(Extracted records)
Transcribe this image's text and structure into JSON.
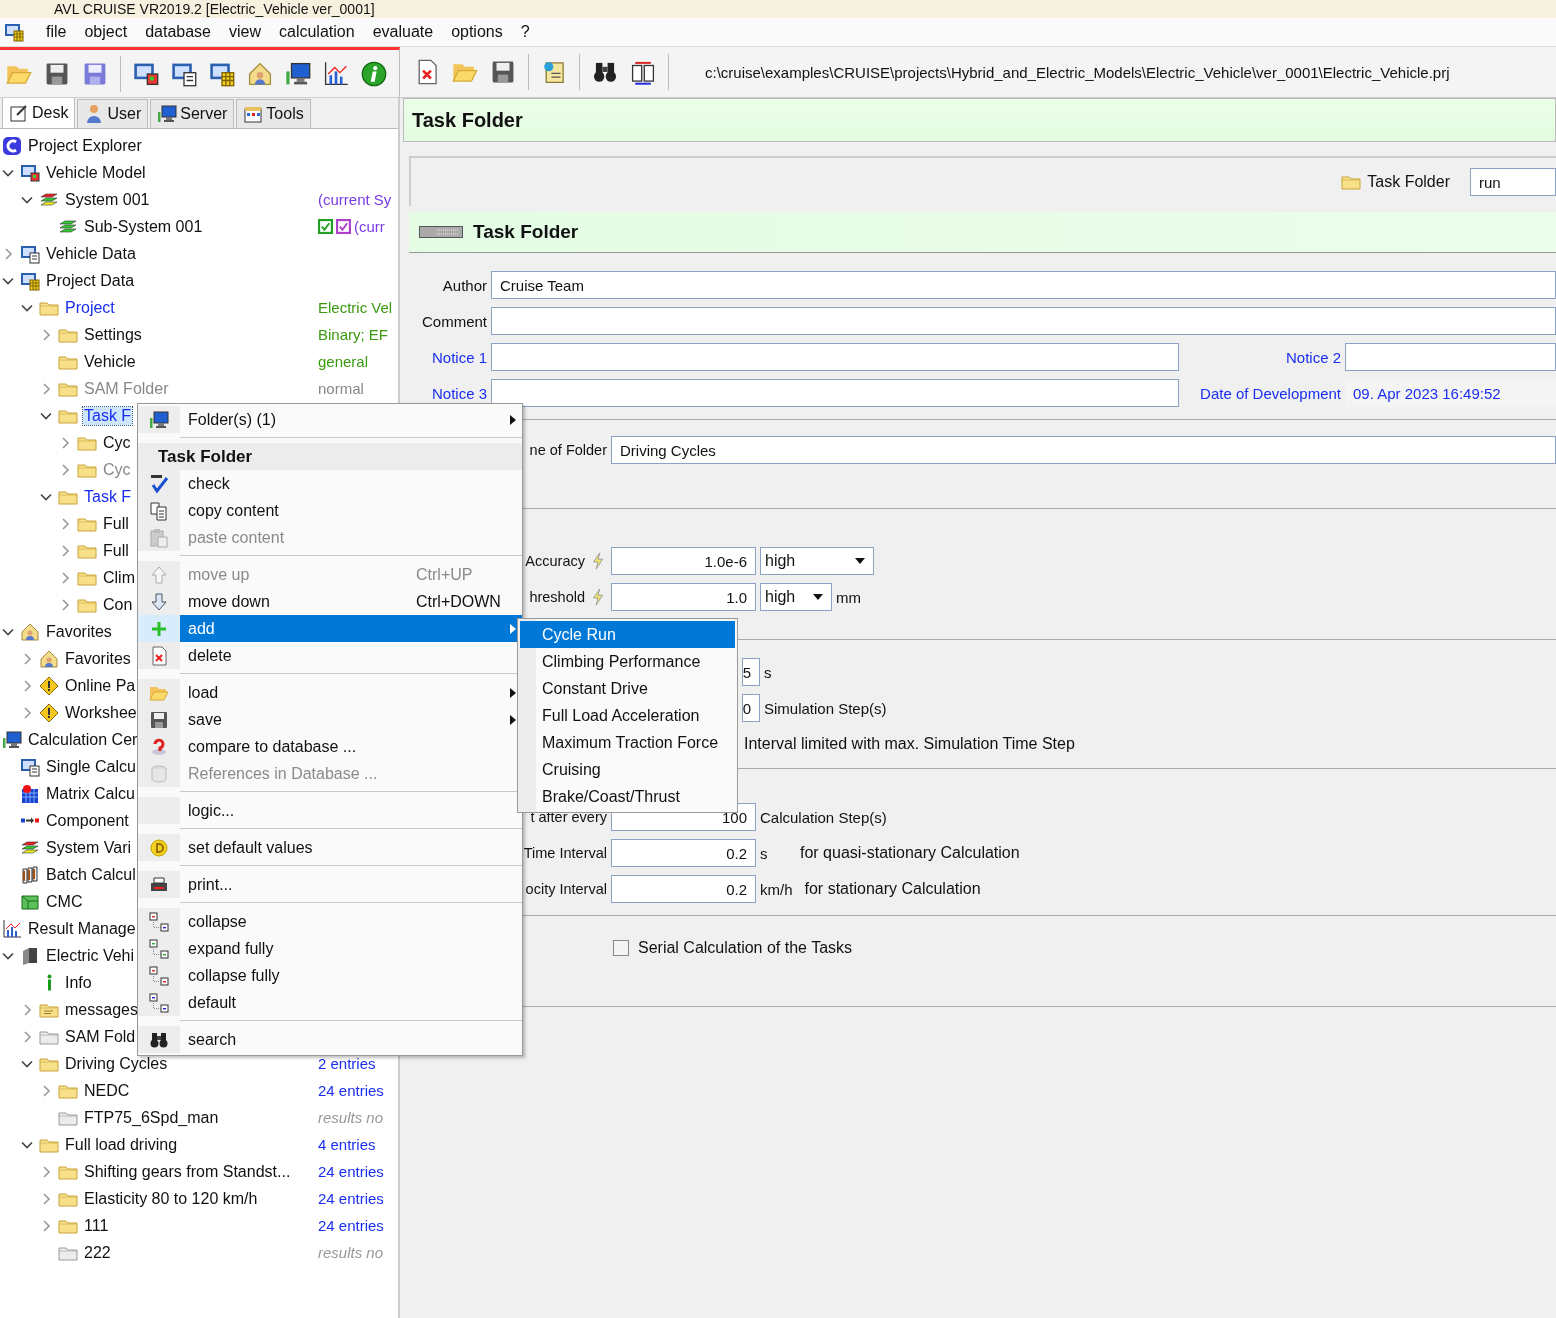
{
  "window": {
    "title": "AVL CRUISE VR2019.2 [Electric_Vehicle ver_0001]"
  },
  "menu": [
    "file",
    "object",
    "database",
    "view",
    "calculation",
    "evaluate",
    "options",
    "?"
  ],
  "toolbar": {
    "path": "c:\\cruise\\examples\\CRUISE\\projects\\Hybrid_and_Electric_Models\\Electric_Vehicle\\ver_0001\\Electric_Vehicle.prj"
  },
  "tabs": [
    {
      "label": "Desk",
      "selected": true
    },
    {
      "label": "User",
      "selected": false
    },
    {
      "label": "Server",
      "selected": false
    },
    {
      "label": "Tools",
      "selected": false
    }
  ],
  "tree": [
    {
      "label": "Project Explorer",
      "kind": "app-c",
      "selected": false,
      "children": [
        {
          "label": "Vehicle Model",
          "kind": "model",
          "expanded": true,
          "selected": false,
          "children": [
            {
              "label": "System 001",
              "kind": "layers",
              "expanded": true,
              "selected": false,
              "value": {
                "text": "(current Sy",
                "color": "#7a3ae8"
              },
              "children": [
                {
                  "label": "Sub-System 001",
                  "kind": "layers-green",
                  "selected": false,
                  "value": {
                    "text": "(curr",
                    "color": "#7a3ae8"
                  },
                  "checks": [
                    {
                      "checked": true,
                      "color": "#22a022"
                    },
                    {
                      "checked": true,
                      "color": "#b040d0"
                    }
                  ]
                }
              ]
            }
          ]
        },
        {
          "label": "Vehicle Data",
          "kind": "calc",
          "expanded": false,
          "selected": false
        },
        {
          "label": "Project Data",
          "kind": "model-db",
          "expanded": true,
          "selected": false,
          "children": [
            {
              "label": "Project",
              "kind": "folder",
              "expanded": true,
              "selected": false,
              "color": "#1a2ef0",
              "value": {
                "text": "Electric Vel",
                "color": "#3a9a10"
              },
              "children": [
                {
                  "label": "Settings",
                  "kind": "folder",
                  "expanded": false,
                  "selected": false,
                  "value": {
                    "text": "Binary; EF",
                    "color": "#3a9a10"
                  }
                },
                {
                  "label": "Vehicle",
                  "kind": "folder",
                  "selected": false,
                  "value": {
                    "text": "general",
                    "color": "#3a9a10"
                  }
                },
                {
                  "label": "SAM Folder",
                  "kind": "folder",
                  "expanded": false,
                  "selected": false,
                  "color": "#888888",
                  "value": {
                    "text": "normal",
                    "color": "#888888"
                  }
                },
                {
                  "label": "Task F",
                  "kind": "folder",
                  "expanded": true,
                  "selected": true,
                  "color": "#1a2ef0",
                  "children": [
                    {
                      "label": "Cyc",
                      "kind": "folder",
                      "expanded": false,
                      "selected": false
                    },
                    {
                      "label": "Cyc",
                      "kind": "folder",
                      "expanded": false,
                      "selected": false,
                      "color": "#888888"
                    }
                  ]
                },
                {
                  "label": "Task F",
                  "kind": "folder",
                  "expanded": true,
                  "selected": false,
                  "color": "#1a2ef0",
                  "children": [
                    {
                      "label": "Full",
                      "kind": "folder",
                      "expanded": false,
                      "selected": false
                    },
                    {
                      "label": "Full",
                      "kind": "folder",
                      "expanded": false,
                      "selected": false
                    },
                    {
                      "label": "Clim",
                      "kind": "folder",
                      "expanded": false,
                      "selected": false
                    },
                    {
                      "label": "Con",
                      "kind": "folder",
                      "expanded": false,
                      "selected": false
                    }
                  ]
                }
              ]
            }
          ]
        },
        {
          "label": "Favorites",
          "kind": "house",
          "expanded": true,
          "selected": false,
          "children": [
            {
              "label": "Favorites",
              "kind": "house",
              "expanded": false,
              "selected": false
            },
            {
              "label": "Online Pa",
              "kind": "warning",
              "expanded": false,
              "selected": false
            },
            {
              "label": "Workshee",
              "kind": "warning",
              "expanded": false,
              "selected": false
            }
          ]
        }
      ]
    },
    {
      "label": "Calculation Cer",
      "kind": "monitor",
      "selected": false,
      "children": [
        {
          "label": "Single Calcu",
          "kind": "calc",
          "selected": false
        },
        {
          "label": "Matrix Calcu",
          "kind": "matrix",
          "selected": false
        },
        {
          "label": "Component",
          "kind": "component",
          "selected": false
        },
        {
          "label": "System Vari",
          "kind": "layers",
          "selected": false
        },
        {
          "label": "Batch Calcul",
          "kind": "batch",
          "selected": false
        },
        {
          "label": "CMC",
          "kind": "cmc",
          "selected": false
        }
      ]
    },
    {
      "label": "Result Manage",
      "kind": "chart",
      "selected": false,
      "children": [
        {
          "label": "Electric Vehi",
          "kind": "book",
          "expanded": true,
          "selected": false,
          "children": [
            {
              "label": "Info",
              "kind": "info-i",
              "selected": false
            },
            {
              "label": "messages",
              "kind": "note",
              "expanded": false,
              "selected": false
            },
            {
              "label": "SAM Fold",
              "kind": "folder-grey",
              "expanded": false,
              "selected": false
            },
            {
              "label": "Driving Cycles",
              "kind": "folder",
              "expanded": true,
              "selected": false,
              "value": {
                "text": "2 entries",
                "color": "#1a2ef0"
              },
              "children": [
                {
                  "label": "NEDC",
                  "kind": "folder",
                  "expanded": false,
                  "selected": false,
                  "value": {
                    "text": "24 entries",
                    "color": "#1a2ef0"
                  }
                },
                {
                  "label": "FTP75_6Spd_man",
                  "kind": "folder-grey",
                  "selected": false,
                  "value": {
                    "text": "results no",
                    "color": "#999999",
                    "italic": true
                  }
                }
              ]
            },
            {
              "label": "Full load driving",
              "kind": "folder",
              "expanded": true,
              "selected": false,
              "value": {
                "text": "4 entries",
                "color": "#1a2ef0"
              },
              "children": [
                {
                  "label": "Shifting gears from Standst...",
                  "kind": "folder",
                  "expanded": false,
                  "selected": false,
                  "value": {
                    "text": "24 entries",
                    "color": "#1a2ef0"
                  }
                },
                {
                  "label": "Elasticity 80 to 120 km/h",
                  "kind": "folder",
                  "expanded": false,
                  "selected": false,
                  "value": {
                    "text": "24 entries",
                    "color": "#1a2ef0"
                  }
                },
                {
                  "label": "111",
                  "kind": "folder",
                  "expanded": false,
                  "selected": false,
                  "value": {
                    "text": "24 entries",
                    "color": "#1a2ef0"
                  }
                },
                {
                  "label": "222",
                  "kind": "folder-grey",
                  "selected": false,
                  "value": {
                    "text": "results no",
                    "color": "#999999",
                    "italic": true
                  }
                }
              ]
            }
          ]
        }
      ]
    }
  ],
  "content": {
    "title": "Task Folder",
    "folder_bar": {
      "label": "Task Folder",
      "value": "run"
    },
    "section_title": "Task Folder",
    "author": {
      "label": "Author",
      "value": "Cruise Team"
    },
    "comment": {
      "label": "Comment"
    },
    "notice_1": {
      "label": "Notice 1"
    },
    "notice_2": {
      "label": "Notice 2"
    },
    "notice_3": {
      "label": "Notice 3"
    },
    "date": {
      "label": "Date of Development",
      "value": "09. Apr 2023 16:49:52"
    },
    "folder_name": {
      "label": "ne of Folder",
      "value": "Driving Cycles"
    },
    "accuracy": {
      "label": "Accuracy",
      "value": "1.0e-6",
      "option": "high"
    },
    "threshold": {
      "label": "hreshold",
      "value": "1.0",
      "option": "high",
      "unit": "mm"
    },
    "step_rows": [
      {
        "value": "5",
        "unit": "s"
      },
      {
        "value": "0",
        "unit": "Simulation Step(s)"
      }
    ],
    "interval_note": "Interval limited with max. Simulation Time Step",
    "output_rows": [
      {
        "label": "t after every",
        "value": "100",
        "unit": "Calculation Step(s)"
      },
      {
        "label": "Time Interval",
        "value": "0.2",
        "unit": "s",
        "note": "for quasi-stationary Calculation"
      },
      {
        "label": "ocity Interval",
        "value": "0.2",
        "unit": "km/h",
        "note": "for stationary Calculation"
      }
    ],
    "serial": {
      "label": "Serial Calculation of the Tasks",
      "checked": false
    }
  },
  "context_menu": [
    {
      "kind": "monitor",
      "label": "Folder(s) (1)",
      "submenu": true,
      "disabled": false,
      "selected": false
    },
    {
      "kind": "separator"
    },
    {
      "kind": "header",
      "label": "Task Folder"
    },
    {
      "kind": "check-abc",
      "label": "check",
      "submenu": false,
      "disabled": false,
      "selected": false
    },
    {
      "kind": "copy",
      "label": "copy content",
      "submenu": false,
      "disabled": false,
      "selected": false
    },
    {
      "kind": "paste",
      "label": "paste content",
      "submenu": false,
      "disabled": true,
      "selected": false
    },
    {
      "kind": "separator"
    },
    {
      "kind": "arrow-up",
      "label": "move up",
      "shortcut": "Ctrl+UP",
      "submenu": false,
      "disabled": true,
      "selected": false
    },
    {
      "kind": "arrow-down",
      "label": "move down",
      "shortcut": "Ctrl+DOWN",
      "submenu": false,
      "disabled": false,
      "selected": false
    },
    {
      "kind": "plus",
      "label": "add",
      "submenu": true,
      "disabled": false,
      "selected": true
    },
    {
      "kind": "delete-doc",
      "label": "delete",
      "submenu": false,
      "disabled": false,
      "selected": false
    },
    {
      "kind": "separator"
    },
    {
      "kind": "folder-open",
      "label": "load",
      "submenu": true,
      "disabled": false,
      "selected": false
    },
    {
      "kind": "save",
      "label": "save",
      "submenu": true,
      "disabled": false,
      "selected": false
    },
    {
      "kind": "question",
      "label": "compare to database ...",
      "submenu": false,
      "disabled": false,
      "selected": false
    },
    {
      "kind": "database",
      "label": "References in Database ...",
      "submenu": false,
      "disabled": true,
      "selected": false
    },
    {
      "kind": "separator"
    },
    {
      "kind": "plain",
      "label": "logic...",
      "submenu": false,
      "disabled": false,
      "selected": false
    },
    {
      "kind": "separator"
    },
    {
      "kind": "coin",
      "label": "set default values",
      "submenu": false,
      "disabled": false,
      "selected": false
    },
    {
      "kind": "separator"
    },
    {
      "kind": "printer",
      "label": "print...",
      "submenu": false,
      "disabled": false,
      "selected": false
    },
    {
      "kind": "separator"
    },
    {
      "kind": "tree-collapse",
      "label": "collapse",
      "submenu": false,
      "disabled": false,
      "selected": false
    },
    {
      "kind": "tree-expand",
      "label": "expand fully",
      "submenu": false,
      "disabled": false,
      "selected": false
    },
    {
      "kind": "tree-collapse-all",
      "label": "collapse fully",
      "submenu": false,
      "disabled": false,
      "selected": false
    },
    {
      "kind": "tree-default",
      "label": "default",
      "submenu": false,
      "disabled": false,
      "selected": false
    },
    {
      "kind": "separator"
    },
    {
      "kind": "binoculars",
      "label": "search",
      "submenu": false,
      "disabled": false,
      "selected": false
    }
  ],
  "submenu": [
    {
      "label": "Cycle Run",
      "selected": true
    },
    {
      "label": "Climbing Performance",
      "selected": false
    },
    {
      "label": "Constant Drive",
      "selected": false
    },
    {
      "label": "Full Load Acceleration",
      "selected": false
    },
    {
      "label": "Maximum Traction Force",
      "selected": false
    },
    {
      "label": "Cruising",
      "selected": false
    },
    {
      "label": "Brake/Coast/Thrust",
      "selected": false
    }
  ]
}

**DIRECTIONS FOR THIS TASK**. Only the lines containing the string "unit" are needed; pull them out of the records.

**SOLUTION TO THIS TASK**.
      "unit": "mm"
        "unit": "s"
        "unit": "Simulation Step(s)"
        "unit": "Calculation Step(s)"
        "unit": "s",
        "unit": "km/h",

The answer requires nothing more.